[[ The data, beginning ]]

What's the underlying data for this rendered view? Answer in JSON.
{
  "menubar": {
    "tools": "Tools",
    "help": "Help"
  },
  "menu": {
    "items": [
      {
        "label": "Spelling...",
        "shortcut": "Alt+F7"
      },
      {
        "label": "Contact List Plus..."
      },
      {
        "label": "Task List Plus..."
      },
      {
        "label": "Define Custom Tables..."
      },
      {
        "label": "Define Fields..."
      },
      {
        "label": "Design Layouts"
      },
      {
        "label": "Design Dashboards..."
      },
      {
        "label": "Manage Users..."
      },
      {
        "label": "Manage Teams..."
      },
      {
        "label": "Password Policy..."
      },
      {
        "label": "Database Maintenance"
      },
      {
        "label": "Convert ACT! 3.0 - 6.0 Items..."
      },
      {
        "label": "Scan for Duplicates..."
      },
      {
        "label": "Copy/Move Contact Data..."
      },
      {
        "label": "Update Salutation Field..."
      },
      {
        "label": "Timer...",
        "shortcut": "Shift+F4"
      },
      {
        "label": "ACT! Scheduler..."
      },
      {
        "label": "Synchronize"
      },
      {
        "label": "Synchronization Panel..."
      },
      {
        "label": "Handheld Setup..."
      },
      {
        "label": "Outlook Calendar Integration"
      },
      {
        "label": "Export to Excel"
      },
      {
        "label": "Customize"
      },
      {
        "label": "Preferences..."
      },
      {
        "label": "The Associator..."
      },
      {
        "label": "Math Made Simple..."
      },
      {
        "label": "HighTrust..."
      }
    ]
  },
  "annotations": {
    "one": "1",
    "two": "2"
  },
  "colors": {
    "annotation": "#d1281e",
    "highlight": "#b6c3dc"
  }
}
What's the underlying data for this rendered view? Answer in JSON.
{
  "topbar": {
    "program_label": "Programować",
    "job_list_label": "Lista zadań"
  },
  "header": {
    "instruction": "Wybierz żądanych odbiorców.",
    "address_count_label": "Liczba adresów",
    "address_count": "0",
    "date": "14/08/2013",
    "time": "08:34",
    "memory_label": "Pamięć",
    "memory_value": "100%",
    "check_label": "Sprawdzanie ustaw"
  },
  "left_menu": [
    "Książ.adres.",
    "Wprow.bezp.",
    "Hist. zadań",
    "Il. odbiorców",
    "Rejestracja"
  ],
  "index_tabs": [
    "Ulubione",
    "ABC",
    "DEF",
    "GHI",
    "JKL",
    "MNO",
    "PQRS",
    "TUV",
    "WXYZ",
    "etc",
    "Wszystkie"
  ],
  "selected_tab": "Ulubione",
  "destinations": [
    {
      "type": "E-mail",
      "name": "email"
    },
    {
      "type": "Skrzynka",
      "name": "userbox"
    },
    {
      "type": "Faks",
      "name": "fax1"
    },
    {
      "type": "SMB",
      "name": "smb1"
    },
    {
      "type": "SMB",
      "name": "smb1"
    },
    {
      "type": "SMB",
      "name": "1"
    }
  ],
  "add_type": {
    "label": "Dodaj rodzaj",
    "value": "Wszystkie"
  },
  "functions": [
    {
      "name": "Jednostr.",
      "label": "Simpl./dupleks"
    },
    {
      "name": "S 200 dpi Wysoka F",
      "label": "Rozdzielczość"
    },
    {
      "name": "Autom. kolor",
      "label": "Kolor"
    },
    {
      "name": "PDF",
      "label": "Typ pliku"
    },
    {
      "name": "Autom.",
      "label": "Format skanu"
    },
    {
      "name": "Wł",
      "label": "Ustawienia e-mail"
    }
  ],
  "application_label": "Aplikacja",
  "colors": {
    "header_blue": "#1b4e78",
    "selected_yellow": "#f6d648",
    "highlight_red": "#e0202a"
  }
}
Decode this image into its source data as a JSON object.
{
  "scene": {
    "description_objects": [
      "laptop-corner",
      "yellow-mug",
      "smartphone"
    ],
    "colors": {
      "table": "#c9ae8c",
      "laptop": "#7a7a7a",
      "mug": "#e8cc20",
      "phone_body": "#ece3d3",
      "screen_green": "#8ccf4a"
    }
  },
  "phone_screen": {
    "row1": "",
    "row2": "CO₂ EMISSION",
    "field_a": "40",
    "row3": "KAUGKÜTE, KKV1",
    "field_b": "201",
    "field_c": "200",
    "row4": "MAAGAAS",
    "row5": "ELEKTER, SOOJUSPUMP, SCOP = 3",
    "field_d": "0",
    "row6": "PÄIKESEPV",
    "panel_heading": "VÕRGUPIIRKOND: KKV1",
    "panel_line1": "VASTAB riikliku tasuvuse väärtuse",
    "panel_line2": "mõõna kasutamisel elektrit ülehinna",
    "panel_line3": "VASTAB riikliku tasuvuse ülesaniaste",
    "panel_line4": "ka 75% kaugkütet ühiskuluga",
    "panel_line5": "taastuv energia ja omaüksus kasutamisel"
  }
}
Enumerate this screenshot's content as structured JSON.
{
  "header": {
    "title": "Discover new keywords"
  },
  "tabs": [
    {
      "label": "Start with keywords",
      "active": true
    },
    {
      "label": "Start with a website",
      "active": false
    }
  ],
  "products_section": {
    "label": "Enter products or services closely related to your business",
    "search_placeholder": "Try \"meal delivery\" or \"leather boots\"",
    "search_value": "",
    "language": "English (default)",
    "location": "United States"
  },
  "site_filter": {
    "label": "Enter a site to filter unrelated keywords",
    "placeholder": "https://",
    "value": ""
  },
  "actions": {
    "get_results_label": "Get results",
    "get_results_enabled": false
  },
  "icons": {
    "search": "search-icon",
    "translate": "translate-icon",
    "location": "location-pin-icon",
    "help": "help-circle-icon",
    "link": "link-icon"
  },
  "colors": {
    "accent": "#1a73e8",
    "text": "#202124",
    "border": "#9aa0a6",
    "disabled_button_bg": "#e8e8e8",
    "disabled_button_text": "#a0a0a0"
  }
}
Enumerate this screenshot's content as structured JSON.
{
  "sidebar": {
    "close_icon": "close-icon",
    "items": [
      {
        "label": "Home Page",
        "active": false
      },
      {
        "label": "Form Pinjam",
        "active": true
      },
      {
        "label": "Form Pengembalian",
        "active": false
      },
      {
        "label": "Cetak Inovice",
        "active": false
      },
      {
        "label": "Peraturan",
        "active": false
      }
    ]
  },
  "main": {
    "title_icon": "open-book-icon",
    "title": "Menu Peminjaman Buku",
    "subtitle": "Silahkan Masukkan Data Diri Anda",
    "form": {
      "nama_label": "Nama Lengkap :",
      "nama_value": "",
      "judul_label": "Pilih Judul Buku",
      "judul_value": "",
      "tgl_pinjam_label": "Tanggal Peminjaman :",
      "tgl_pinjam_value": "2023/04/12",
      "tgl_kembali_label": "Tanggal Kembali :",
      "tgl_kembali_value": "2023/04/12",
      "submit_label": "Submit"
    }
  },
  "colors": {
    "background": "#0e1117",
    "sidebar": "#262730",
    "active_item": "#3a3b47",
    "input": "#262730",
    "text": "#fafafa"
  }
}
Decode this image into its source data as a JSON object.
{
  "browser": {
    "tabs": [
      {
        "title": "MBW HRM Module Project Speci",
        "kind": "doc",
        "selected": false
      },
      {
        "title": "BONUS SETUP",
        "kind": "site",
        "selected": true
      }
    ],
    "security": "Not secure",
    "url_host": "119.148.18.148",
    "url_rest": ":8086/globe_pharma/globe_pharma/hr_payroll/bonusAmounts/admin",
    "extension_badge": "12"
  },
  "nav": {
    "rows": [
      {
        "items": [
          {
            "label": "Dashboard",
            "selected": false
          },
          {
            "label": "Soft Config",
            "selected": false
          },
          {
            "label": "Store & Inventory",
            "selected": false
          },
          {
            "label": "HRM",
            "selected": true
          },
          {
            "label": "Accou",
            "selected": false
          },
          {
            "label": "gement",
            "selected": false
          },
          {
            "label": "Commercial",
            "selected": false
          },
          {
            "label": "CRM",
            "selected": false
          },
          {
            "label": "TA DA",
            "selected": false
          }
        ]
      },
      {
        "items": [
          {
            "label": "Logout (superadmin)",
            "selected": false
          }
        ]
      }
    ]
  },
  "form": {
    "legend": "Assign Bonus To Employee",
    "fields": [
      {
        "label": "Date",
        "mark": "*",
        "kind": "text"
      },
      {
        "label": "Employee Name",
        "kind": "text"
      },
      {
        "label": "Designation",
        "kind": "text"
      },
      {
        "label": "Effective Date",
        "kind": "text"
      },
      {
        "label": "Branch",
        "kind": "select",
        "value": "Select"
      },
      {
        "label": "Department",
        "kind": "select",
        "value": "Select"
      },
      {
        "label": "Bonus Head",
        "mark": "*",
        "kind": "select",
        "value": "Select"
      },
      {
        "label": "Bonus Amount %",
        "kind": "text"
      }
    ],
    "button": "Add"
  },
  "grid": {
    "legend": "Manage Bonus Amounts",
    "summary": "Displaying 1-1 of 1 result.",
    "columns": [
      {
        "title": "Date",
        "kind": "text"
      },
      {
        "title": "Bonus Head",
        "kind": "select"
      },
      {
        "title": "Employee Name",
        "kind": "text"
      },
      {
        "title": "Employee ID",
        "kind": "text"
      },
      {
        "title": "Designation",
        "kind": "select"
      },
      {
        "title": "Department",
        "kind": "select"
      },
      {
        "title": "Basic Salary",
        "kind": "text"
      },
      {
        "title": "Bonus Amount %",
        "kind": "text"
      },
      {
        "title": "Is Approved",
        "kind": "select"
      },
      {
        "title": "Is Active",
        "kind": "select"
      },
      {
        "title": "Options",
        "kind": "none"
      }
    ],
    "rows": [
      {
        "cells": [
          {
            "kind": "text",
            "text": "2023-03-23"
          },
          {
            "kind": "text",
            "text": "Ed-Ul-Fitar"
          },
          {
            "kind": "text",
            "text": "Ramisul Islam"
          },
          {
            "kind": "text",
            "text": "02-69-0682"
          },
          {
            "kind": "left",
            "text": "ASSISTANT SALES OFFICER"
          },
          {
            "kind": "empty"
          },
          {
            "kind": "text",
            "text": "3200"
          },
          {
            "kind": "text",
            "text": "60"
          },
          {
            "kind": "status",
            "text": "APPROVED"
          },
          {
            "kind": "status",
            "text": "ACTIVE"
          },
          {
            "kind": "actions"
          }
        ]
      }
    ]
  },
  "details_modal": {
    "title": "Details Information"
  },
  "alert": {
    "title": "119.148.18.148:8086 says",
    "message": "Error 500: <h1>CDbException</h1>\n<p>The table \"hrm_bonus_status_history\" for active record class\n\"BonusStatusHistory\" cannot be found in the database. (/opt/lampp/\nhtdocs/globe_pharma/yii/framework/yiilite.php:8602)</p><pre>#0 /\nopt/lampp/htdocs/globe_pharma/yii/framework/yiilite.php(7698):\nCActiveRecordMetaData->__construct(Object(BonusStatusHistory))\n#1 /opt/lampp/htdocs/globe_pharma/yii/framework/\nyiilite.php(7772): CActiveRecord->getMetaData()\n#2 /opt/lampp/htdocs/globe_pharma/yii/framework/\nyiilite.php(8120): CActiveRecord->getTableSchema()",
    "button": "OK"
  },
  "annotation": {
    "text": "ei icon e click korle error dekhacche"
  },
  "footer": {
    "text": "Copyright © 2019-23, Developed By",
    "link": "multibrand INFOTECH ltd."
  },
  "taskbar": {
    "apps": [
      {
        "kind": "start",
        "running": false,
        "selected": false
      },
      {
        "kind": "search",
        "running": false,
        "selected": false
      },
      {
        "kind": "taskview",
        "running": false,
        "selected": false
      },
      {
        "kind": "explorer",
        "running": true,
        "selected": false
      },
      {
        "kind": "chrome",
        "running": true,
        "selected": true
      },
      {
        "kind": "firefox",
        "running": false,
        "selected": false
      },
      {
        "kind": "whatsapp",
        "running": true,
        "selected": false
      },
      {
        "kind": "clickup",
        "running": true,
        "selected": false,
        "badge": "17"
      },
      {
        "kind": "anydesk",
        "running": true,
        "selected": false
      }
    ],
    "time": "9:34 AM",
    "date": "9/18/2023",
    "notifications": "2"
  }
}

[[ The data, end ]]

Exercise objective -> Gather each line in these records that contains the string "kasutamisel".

Problem solution ->
    "panel_line2": "mõõna kasutamisel elektrit ülehinna",
    "panel_line5": "taastuv energia ja omaüksus kasutamisel"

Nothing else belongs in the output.